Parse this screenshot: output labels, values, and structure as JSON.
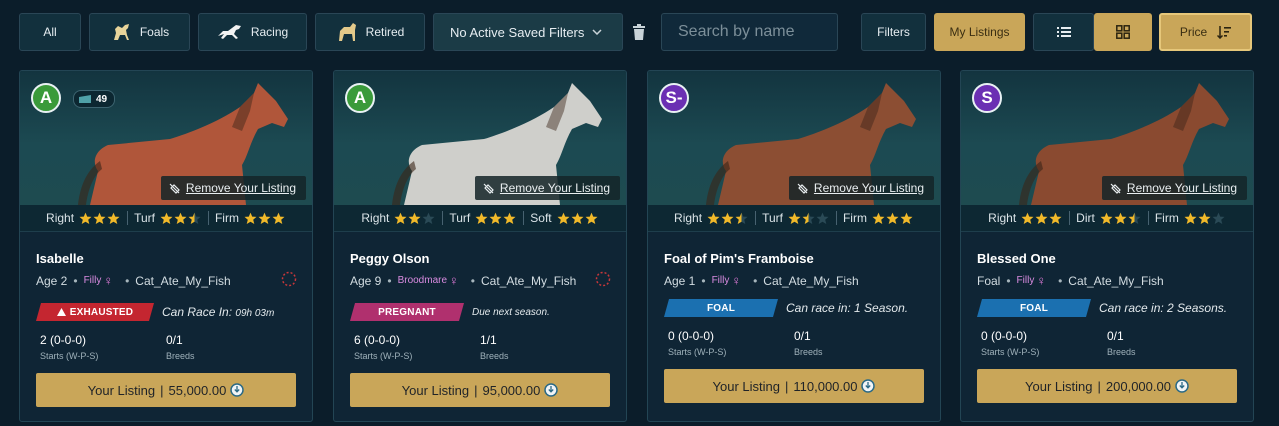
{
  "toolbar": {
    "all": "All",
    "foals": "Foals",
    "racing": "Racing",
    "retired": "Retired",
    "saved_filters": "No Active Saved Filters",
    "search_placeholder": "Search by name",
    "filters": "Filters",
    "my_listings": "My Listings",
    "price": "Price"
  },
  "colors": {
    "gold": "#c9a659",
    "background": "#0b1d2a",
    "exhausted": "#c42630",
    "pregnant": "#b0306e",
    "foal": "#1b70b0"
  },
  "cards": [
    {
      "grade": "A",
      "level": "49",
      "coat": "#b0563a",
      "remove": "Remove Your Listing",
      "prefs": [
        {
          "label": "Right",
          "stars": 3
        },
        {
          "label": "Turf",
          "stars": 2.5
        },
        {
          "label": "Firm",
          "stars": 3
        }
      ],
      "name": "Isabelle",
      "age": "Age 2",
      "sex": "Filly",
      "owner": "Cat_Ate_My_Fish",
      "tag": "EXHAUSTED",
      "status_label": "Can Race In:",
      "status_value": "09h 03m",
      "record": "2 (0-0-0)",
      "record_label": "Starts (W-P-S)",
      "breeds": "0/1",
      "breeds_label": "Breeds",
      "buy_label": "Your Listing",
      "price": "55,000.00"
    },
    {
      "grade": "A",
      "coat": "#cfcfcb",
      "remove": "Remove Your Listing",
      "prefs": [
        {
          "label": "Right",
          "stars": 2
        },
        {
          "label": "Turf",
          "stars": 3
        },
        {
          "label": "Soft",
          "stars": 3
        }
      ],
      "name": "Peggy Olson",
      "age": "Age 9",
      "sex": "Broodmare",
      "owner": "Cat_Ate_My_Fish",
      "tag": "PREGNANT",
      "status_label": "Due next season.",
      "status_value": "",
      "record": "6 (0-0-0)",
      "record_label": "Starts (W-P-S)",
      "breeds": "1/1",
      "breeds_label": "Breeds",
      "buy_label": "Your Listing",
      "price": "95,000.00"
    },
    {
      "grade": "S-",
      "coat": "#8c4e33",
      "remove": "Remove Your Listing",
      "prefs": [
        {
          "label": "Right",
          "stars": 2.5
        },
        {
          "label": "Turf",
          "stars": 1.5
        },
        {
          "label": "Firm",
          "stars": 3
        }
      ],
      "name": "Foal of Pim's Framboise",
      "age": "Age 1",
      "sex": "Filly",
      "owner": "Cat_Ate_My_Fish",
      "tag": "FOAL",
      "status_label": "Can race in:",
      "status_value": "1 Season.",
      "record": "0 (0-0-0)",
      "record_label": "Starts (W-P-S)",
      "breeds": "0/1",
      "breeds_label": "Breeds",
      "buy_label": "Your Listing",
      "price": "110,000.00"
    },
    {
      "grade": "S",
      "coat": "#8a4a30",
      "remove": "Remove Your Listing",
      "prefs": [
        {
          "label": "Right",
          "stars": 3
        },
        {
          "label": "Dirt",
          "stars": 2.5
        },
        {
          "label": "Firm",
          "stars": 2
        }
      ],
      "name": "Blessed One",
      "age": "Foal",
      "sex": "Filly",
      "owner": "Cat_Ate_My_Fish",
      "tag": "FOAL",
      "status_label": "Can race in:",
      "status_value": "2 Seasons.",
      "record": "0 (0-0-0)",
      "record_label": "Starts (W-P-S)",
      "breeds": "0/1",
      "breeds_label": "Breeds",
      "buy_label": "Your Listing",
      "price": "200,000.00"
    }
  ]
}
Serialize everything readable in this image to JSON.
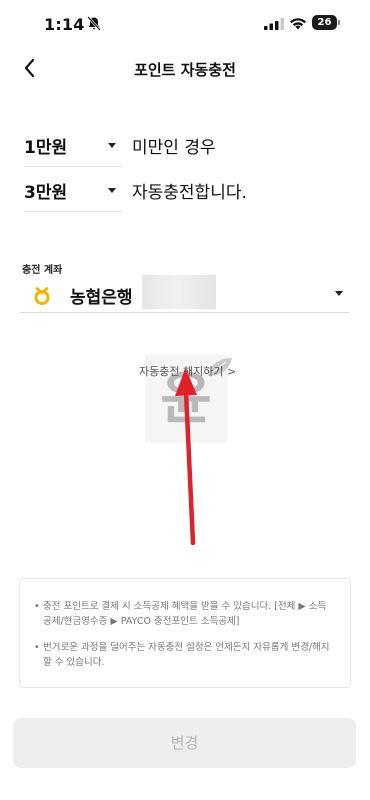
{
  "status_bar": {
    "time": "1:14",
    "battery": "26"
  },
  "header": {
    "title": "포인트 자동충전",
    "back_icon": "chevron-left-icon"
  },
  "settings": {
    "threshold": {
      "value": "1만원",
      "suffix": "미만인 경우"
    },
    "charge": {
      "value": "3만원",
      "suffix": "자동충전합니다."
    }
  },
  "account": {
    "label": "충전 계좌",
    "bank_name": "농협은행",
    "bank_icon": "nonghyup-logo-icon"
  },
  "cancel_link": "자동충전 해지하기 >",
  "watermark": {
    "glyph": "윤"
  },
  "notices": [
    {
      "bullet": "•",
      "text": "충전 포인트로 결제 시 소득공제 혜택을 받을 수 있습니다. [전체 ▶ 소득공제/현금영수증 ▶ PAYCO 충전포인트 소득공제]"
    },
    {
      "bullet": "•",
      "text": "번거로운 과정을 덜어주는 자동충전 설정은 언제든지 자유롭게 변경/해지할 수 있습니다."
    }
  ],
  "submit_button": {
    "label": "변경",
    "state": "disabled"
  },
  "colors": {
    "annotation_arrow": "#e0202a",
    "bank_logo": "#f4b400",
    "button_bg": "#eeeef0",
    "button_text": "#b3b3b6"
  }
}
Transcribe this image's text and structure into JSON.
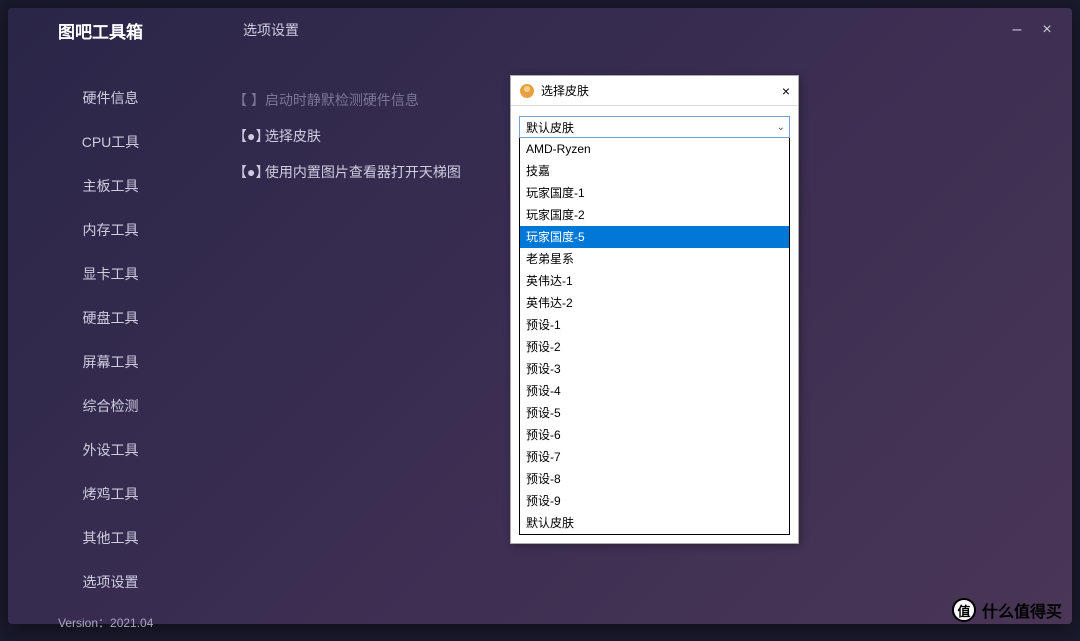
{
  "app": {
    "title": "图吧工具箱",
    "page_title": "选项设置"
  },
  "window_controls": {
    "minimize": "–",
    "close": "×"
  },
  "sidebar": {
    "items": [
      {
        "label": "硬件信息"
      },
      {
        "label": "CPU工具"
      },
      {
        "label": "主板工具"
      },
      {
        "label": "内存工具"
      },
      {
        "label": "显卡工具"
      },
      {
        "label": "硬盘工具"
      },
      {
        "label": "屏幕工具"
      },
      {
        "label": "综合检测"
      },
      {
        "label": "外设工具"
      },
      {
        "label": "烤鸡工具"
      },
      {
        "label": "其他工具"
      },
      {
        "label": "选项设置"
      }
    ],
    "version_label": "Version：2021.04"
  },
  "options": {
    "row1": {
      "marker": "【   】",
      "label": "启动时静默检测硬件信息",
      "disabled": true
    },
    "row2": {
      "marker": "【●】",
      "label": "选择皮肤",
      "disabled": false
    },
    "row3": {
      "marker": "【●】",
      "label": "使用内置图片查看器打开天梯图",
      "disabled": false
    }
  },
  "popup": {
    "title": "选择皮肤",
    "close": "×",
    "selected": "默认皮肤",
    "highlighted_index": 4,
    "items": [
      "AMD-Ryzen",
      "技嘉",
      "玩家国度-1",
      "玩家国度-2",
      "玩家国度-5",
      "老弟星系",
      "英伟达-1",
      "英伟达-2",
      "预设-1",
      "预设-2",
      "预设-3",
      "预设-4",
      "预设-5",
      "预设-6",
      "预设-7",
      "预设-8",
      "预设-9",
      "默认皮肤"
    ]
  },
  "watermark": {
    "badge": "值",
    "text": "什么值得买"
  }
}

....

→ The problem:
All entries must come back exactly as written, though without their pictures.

→ Task result:
Parse this screenshot: output labels, values, and structure as JSON.
{
  "toolbar": {
    "all": "All",
    "foals": "Foals",
    "racing": "Racing",
    "retired": "Retired",
    "saved_filters": "No Active Saved Filters",
    "search_placeholder": "Search by name",
    "filters": "Filters",
    "my_listings": "My Listings",
    "price": "Price"
  },
  "colors": {
    "gold": "#c9a659",
    "background": "#0b1d2a",
    "exhausted": "#c42630",
    "pregnant": "#b0306e",
    "foal": "#1b70b0"
  },
  "cards": [
    {
      "grade": "A",
      "level": "49",
      "coat": "#b0563a",
      "remove": "Remove Your Listing",
      "prefs": [
        {
          "label": "Right",
          "stars": 3
        },
        {
          "label": "Turf",
          "stars": 2.5
        },
        {
          "label": "Firm",
          "stars": 3
        }
      ],
      "name": "Isabelle",
      "age": "Age 2",
      "sex": "Filly",
      "owner": "Cat_Ate_My_Fish",
      "tag": "EXHAUSTED",
      "status_label": "Can Race In:",
      "status_value": "09h 03m",
      "record": "2 (0-0-0)",
      "record_label": "Starts (W-P-S)",
      "breeds": "0/1",
      "breeds_label": "Breeds",
      "buy_label": "Your Listing",
      "price": "55,000.00"
    },
    {
      "grade": "A",
      "coat": "#cfcfcb",
      "remove": "Remove Your Listing",
      "prefs": [
        {
          "label": "Right",
          "stars": 2
        },
        {
          "label": "Turf",
          "stars": 3
        },
        {
          "label": "Soft",
          "stars": 3
        }
      ],
      "name": "Peggy Olson",
      "age": "Age 9",
      "sex": "Broodmare",
      "owner": "Cat_Ate_My_Fish",
      "tag": "PREGNANT",
      "status_label": "Due next season.",
      "status_value": "",
      "record": "6 (0-0-0)",
      "record_label": "Starts (W-P-S)",
      "breeds": "1/1",
      "breeds_label": "Breeds",
      "buy_label": "Your Listing",
      "price": "95,000.00"
    },
    {
      "grade": "S-",
      "coat": "#8c4e33",
      "remove": "Remove Your Listing",
      "prefs": [
        {
          "label": "Right",
          "stars": 2.5
        },
        {
          "label": "Turf",
          "stars": 1.5
        },
        {
          "label": "Firm",
          "stars": 3
        }
      ],
      "name": "Foal of Pim's Framboise",
      "age": "Age 1",
      "sex": "Filly",
      "owner": "Cat_Ate_My_Fish",
      "tag": "FOAL",
      "status_label": "Can race in:",
      "status_value": "1 Season.",
      "record": "0 (0-0-0)",
      "record_label": "Starts (W-P-S)",
      "breeds": "0/1",
      "breeds_label": "Breeds",
      "buy_label": "Your Listing",
      "price": "110,000.00"
    },
    {
      "grade": "S",
      "coat": "#8a4a30",
      "remove": "Remove Your Listing",
      "prefs": [
        {
          "label": "Right",
          "stars": 3
        },
        {
          "label": "Dirt",
          "stars": 2.5
        },
        {
          "label": "Firm",
          "stars": 2
        }
      ],
      "name": "Blessed One",
      "age": "Foal",
      "sex": "Filly",
      "owner": "Cat_Ate_My_Fish",
      "tag": "FOAL",
      "status_label": "Can race in:",
      "status_value": "2 Seasons.",
      "record": "0 (0-0-0)",
      "record_label": "Starts (W-P-S)",
      "breeds": "0/1",
      "breeds_label": "Breeds",
      "buy_label": "Your Listing",
      "price": "200,000.00"
    }
  ]
}
Serialize everything readable in this image to JSON.
{
  "status_bar": {
    "time": "1:14",
    "battery": "26"
  },
  "header": {
    "title": "포인트 자동충전",
    "back_icon": "chevron-left-icon"
  },
  "settings": {
    "threshold": {
      "value": "1만원",
      "suffix": "미만인 경우"
    },
    "charge": {
      "value": "3만원",
      "suffix": "자동충전합니다."
    }
  },
  "account": {
    "label": "충전 계좌",
    "bank_name": "농협은행",
    "bank_icon": "nonghyup-logo-icon"
  },
  "cancel_link": "자동충전 해지하기 >",
  "watermark": {
    "glyph": "윤"
  },
  "notices": [
    {
      "bullet": "•",
      "text": "충전 포인트로 결제 시 소득공제 혜택을 받을 수 있습니다. [전체 ▶ 소득공제/현금영수증 ▶ PAYCO 충전포인트 소득공제]"
    },
    {
      "bullet": "•",
      "text": "번거로운 과정을 덜어주는 자동충전 설정은 언제든지 자유롭게 변경/해지할 수 있습니다."
    }
  ],
  "submit_button": {
    "label": "변경",
    "state": "disabled"
  },
  "colors": {
    "annotation_arrow": "#e0202a",
    "bank_logo": "#f4b400",
    "button_bg": "#eeeef0",
    "button_text": "#b3b3b6"
  }
}
Transcribe this image's text and structure into JSON.
{
  "app": {
    "title": "图吧工具箱",
    "page_title": "选项设置"
  },
  "window_controls": {
    "minimize": "–",
    "close": "×"
  },
  "sidebar": {
    "items": [
      {
        "label": "硬件信息"
      },
      {
        "label": "CPU工具"
      },
      {
        "label": "主板工具"
      },
      {
        "label": "内存工具"
      },
      {
        "label": "显卡工具"
      },
      {
        "label": "硬盘工具"
      },
      {
        "label": "屏幕工具"
      },
      {
        "label": "综合检测"
      },
      {
        "label": "外设工具"
      },
      {
        "label": "烤鸡工具"
      },
      {
        "label": "其他工具"
      },
      {
        "label": "选项设置"
      }
    ],
    "version_label": "Version：2021.04"
  },
  "options": {
    "row1": {
      "marker": "【   】",
      "label": "启动时静默检测硬件信息",
      "disabled": true
    },
    "row2": {
      "marker": "【●】",
      "label": "选择皮肤",
      "disabled": false
    },
    "row3": {
      "marker": "【●】",
      "label": "使用内置图片查看器打开天梯图",
      "disabled": false
    }
  },
  "popup": {
    "title": "选择皮肤",
    "close": "×",
    "selected": "默认皮肤",
    "highlighted_index": 4,
    "items": [
      "AMD-Ryzen",
      "技嘉",
      "玩家国度-1",
      "玩家国度-2",
      "玩家国度-5",
      "老弟星系",
      "英伟达-1",
      "英伟达-2",
      "预设-1",
      "预设-2",
      "预设-3",
      "预设-4",
      "预设-5",
      "预设-6",
      "预设-7",
      "预设-8",
      "预设-9",
      "默认皮肤"
    ]
  },
  "watermark": {
    "badge": "值",
    "text": "什么值得买"
  }
}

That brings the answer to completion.